NAIROBI — For Western nations, wars in far off places like Mali and Somalia cannot be ignored, though they might wish they could. US and European governments worry that Al Qaeda groups in Africa might threaten their citizens and interests — at home and abroad — and while France was willing to briefly intervene in Mali, most are wary of entrenching their own troops in potential quagmires on the continent. A cooperative model, where African armies supply the soldiers and the West provides the rest, might offer a way forward.
ABUJA, Nigeria — Most of Africa’s terror groups are homegrown, inspired by corrupt and ineffective governments, incessant poverty and meddling by international governments and corporations.
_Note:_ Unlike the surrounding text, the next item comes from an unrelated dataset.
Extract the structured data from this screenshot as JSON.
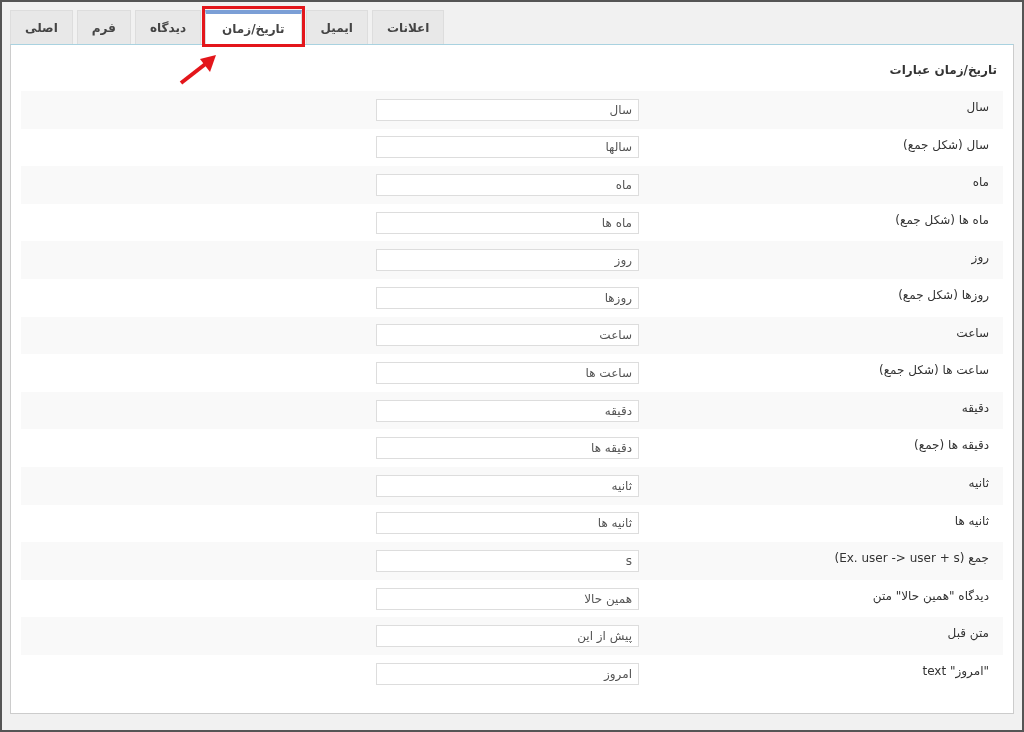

In recent years, however, foreign extremists have arrived in greater numbers, bringing with them expertise and weapons. And now, many of Africa’s localized militant organizations are embracing Al Qaeda-style, cross-border ambitions.
ABUJA, Nigeria — If the goal is carnage, Boko Haram has had its best year ever. Authorities blame the homegrown Islamist rebel movement with ties to Al Qaeda for more than 750 deaths in 2012. The militants have obliterated churches, schools, government offices, security forces, media houses, market places and communications infrastructure. Boko Haram has also stoked ethnic tensions and leveled the economies of several cities. And there appears to be no end in sight.
After the successful ousting of the former Egyptian regime, many thought the revolution had achieved its objective — asking for three basic demands: bread, liberty and social justice. The question is, did they get what they asked for?